George Floyd, a black man, was killed in the streets of Minneapolis Minnesota on May 25th, 2020, by the Minneapolis police department. Officer Derek Chauvin, a white man, spent 8 minutes, 46 seconds with his knee on the neck of Mr. Floyd, cutting of circulation to Floyd’s brain, and therefore causing his death. Soon after this unjust killing, the world erupted. Protests and riots erupted from Los Angeles to London, all standing against racial injustice and the pitfalls of law enforcement. Chaos has erupted not only in Minneapolis, but all around the world. The chaos seemed especially apparent to me, as the killing happened only a couple of miles from my home. Some of the most successful protests and some of the most destructive riots happened in what felt like my own back yard. What was most apparent to me at the time was the instability that the riots brought due to the injustice from the killing of George Floyd. People were afraid to leave their homes past 5pm. People were afraid their homes could be burned down. Business owners were afraid their businesses would be looted, burned, or both. The store I personally work at was severely looted, and now it will likely go out of business. The chaos that the world saw in the week after George Floyd’s death was unstable and therefore not sustainable. But what is even less stable and less sustainable is the system that led to the killing of George Floyd in the first place. A system that allows for the kinds of injustice that happened to Mr. Floyd is a system that cannot sustain itself over time. Change is often externally forced if it is not internally and voluntarily embraced.

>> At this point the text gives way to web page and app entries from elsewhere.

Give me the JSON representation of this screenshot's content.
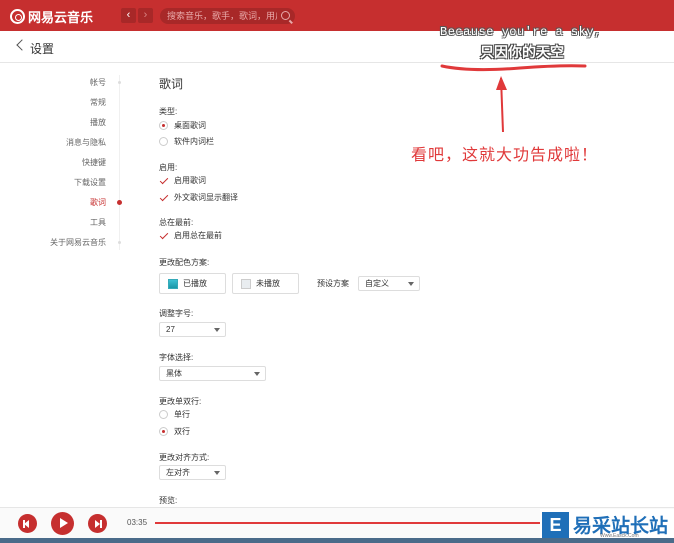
{
  "app": {
    "name": "网易云音乐",
    "colors": {
      "brand": "#c62f2f",
      "annotation": "#e0393a",
      "watermark": "#1f6fb8"
    }
  },
  "toolbar": {
    "back_icon": "chevron-left-icon",
    "back_label": "‹",
    "forward_label": "›",
    "search_placeholder": "搜索音乐，歌手，歌词，用户",
    "search_icon": "search-icon"
  },
  "header": {
    "title": "设置"
  },
  "sidebar": {
    "items": [
      {
        "label": "帐号",
        "active": false
      },
      {
        "label": "常规",
        "active": false
      },
      {
        "label": "播放",
        "active": false
      },
      {
        "label": "消息与隐私",
        "active": false
      },
      {
        "label": "快捷键",
        "active": false
      },
      {
        "label": "下载设置",
        "active": false
      },
      {
        "label": "歌词",
        "active": true
      },
      {
        "label": "工具",
        "active": false
      },
      {
        "label": "关于网易云音乐",
        "active": false
      }
    ]
  },
  "lyrics": {
    "title": "歌词",
    "type": {
      "label": "类型:",
      "options": [
        {
          "label": "桌面歌词",
          "selected": true
        },
        {
          "label": "软件内词栏",
          "selected": false
        }
      ]
    },
    "enable": {
      "label": "启用:",
      "options": [
        {
          "label": "启用歌词",
          "checked": true
        },
        {
          "label": "外文歌词显示翻译",
          "checked": true
        }
      ]
    },
    "on_top": {
      "label": "总在最前:",
      "options": [
        {
          "label": "启用总在最前",
          "checked": true
        }
      ]
    },
    "color_scheme": {
      "label": "更改配色方案:",
      "played_label": "已播放",
      "unplayed_label": "未播放",
      "preset_label": "预设方案",
      "preset_value": "自定义"
    },
    "font_size": {
      "label": "调整字号:",
      "value": "27"
    },
    "font": {
      "label": "字体选择:",
      "value": "黑体"
    },
    "line_mode": {
      "label": "更改单双行:",
      "options": [
        {
          "label": "单行",
          "selected": false
        },
        {
          "label": "双行",
          "selected": true
        }
      ]
    },
    "align": {
      "label": "更改对齐方式:",
      "value": "左对齐"
    },
    "preview": {
      "label": "预览:"
    }
  },
  "annotation": {
    "english": "Because you're a sky,",
    "chinese": "只因你的天空",
    "note": "看吧，这就大功告成啦！"
  },
  "player": {
    "time": "03:35",
    "progress": 0.74
  },
  "watermark": {
    "text": "易采站长站",
    "logo_letter": "E",
    "url": "Www.Easck.Com"
  }
}
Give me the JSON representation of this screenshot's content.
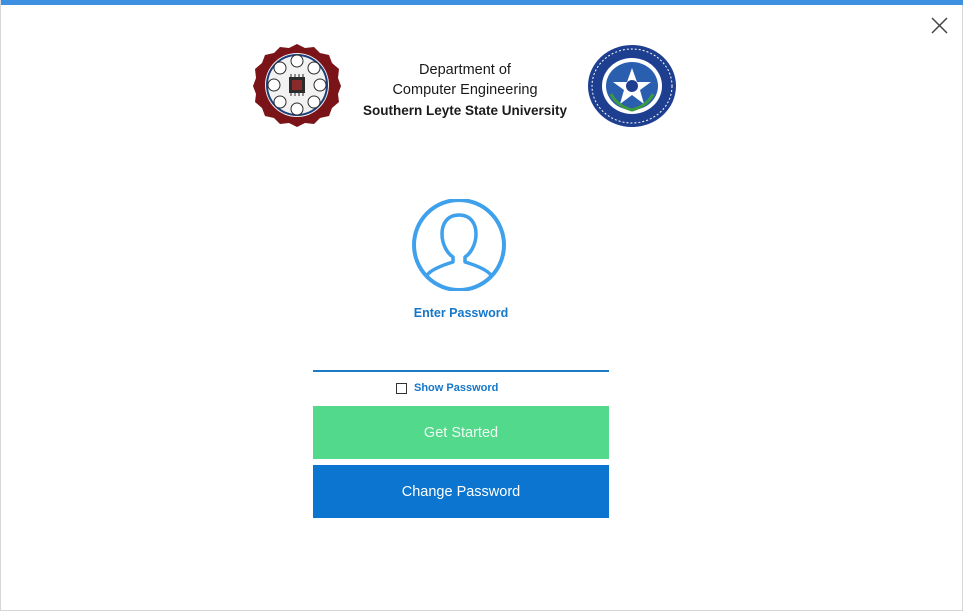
{
  "header": {
    "line1": "Department of",
    "line2": "Computer Engineering",
    "university": "Southern Leyte State University"
  },
  "icons": {
    "close": "close-icon",
    "avatar": "user-avatar-icon",
    "logo_left": "department-seal-logo",
    "logo_right": "university-seal-logo"
  },
  "login": {
    "prompt": "Enter Password",
    "password_value": "",
    "show_password_label": "Show Password",
    "show_password_checked": false,
    "get_started_label": "Get Started",
    "change_password_label": "Change Password"
  },
  "colors": {
    "accent": "#1577c8",
    "get_started": "#52d98c",
    "change_password": "#0b75cf",
    "avatar": "#3fa0ec"
  }
}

It’s important to address this issue on this blog because all too often people associate sustainability only with environmental concerns. When many people think about sustainability, they think about what they can do to better the environment, whether it’s changing their lifestyle or donating to organizations that fight environmental degeneration. It is easy to forget about the importance of social sustainability. If we want to reap the benefits and luxuries of living in this country, we must care about the factors that systems that keep this country afloat. If there are injustices that put the public in danger within a system this country relies on to keep its citizens safe, that system will not last in its current form, and the luxuries we experience in this country are at risk. If you stand for sustainability, you stand against the injustices we have experienced from law enforcement here in Minneapolis, Minnesota. If you stand for sustainability, you stand for systems that promote the well-being of the masses and impose justice fairly. If you stand for sustainability, you stand for George Floyd.